MariaDB global settings

MariaDB main config file

It is quite common on Linux systems to come across with simple text files acting as global settings for different tools, that is also the case of MariaDB, and as you can imagine the name of the file and also the location still the same as in MySQL.


Same as in MySQL the MariaDB main config file is called “my.cnf” and is located inside the “/etc” folder.

MariaDB main configuration file – my.cnf

How to open my.cnf with WinSCP

As you can see in the below animation you can take advantage of the WinSCP bookmarks to go directly to the folder where you can open the file by just double clicking.

MariaDB my.cnf

How to open my.cnf with vi

Those of you who prefer the terminal can use the following CLI command to open the file “my.cnf” with “vi”

vi /etc/my.cnf

MariaDB default settings

Here you can see the default settings found on a fresh MariaDB installation, from now on it’s quite probably that this file start growing depending on the modifications you may want to made, just as an example, if you want to enable the “binary log” this is the file where that change is made (below the mysqld section).

# Disabling symbolic-links is recommended to prevent assorted security risks
# Settings user and group are ignored when systemd is used.
# If you need to run mysqld under a different user or group,
# customize your systemd unit file for mariadb according to the
# instructions in


# include all files from the config directory
!includedir /etc/my.cnf.d

If you decide to move the database to a different folder you must modify this file accordingly as well as SELinux security policy and also the security context of the new directory.

my.cnf.d (the include) directory

MariaDB has an specific directory intended for keeping all the configuration files, by the default you are going to find the following three files.

MariaDB configuration files
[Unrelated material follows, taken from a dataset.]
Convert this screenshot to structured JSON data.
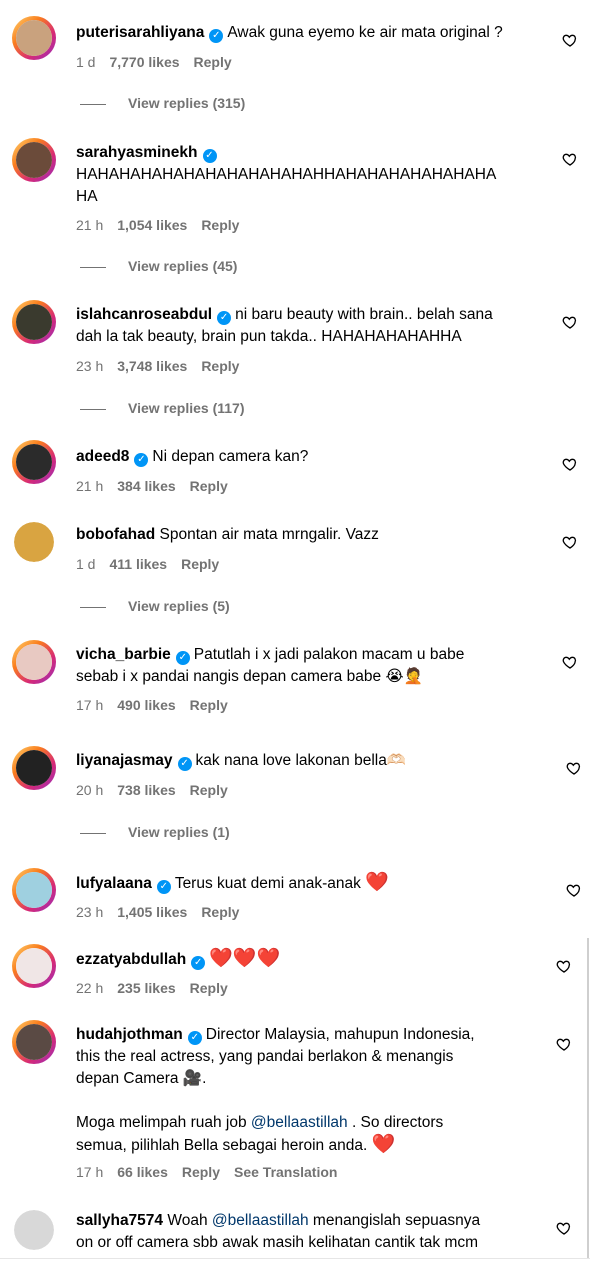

You can add more configuration files inside this folder, just be sure to end their names with the “.cnf” extension in order for them to be processed as such.

.cnf extension is mandatory

Error log file

Below the [mysqld_safe] section you can see the name and location of the error log file “mariadb.log”, you can use “cat” and “grep” as follow to see only this particular line.

cat /etc/my.cnf | grep log 
MariaDB error log file “mariadb.log”

Binary Logs

Binary Logs are disabled by default, you may want to enable them when doing troubleshooting as this brings to light a bunch of useful information, in our case the binary log is still disable as you can see in the following image.

mariadb show binary logs

We are going to cover the “binary logs” in further articles when troubleshooting MariaDB.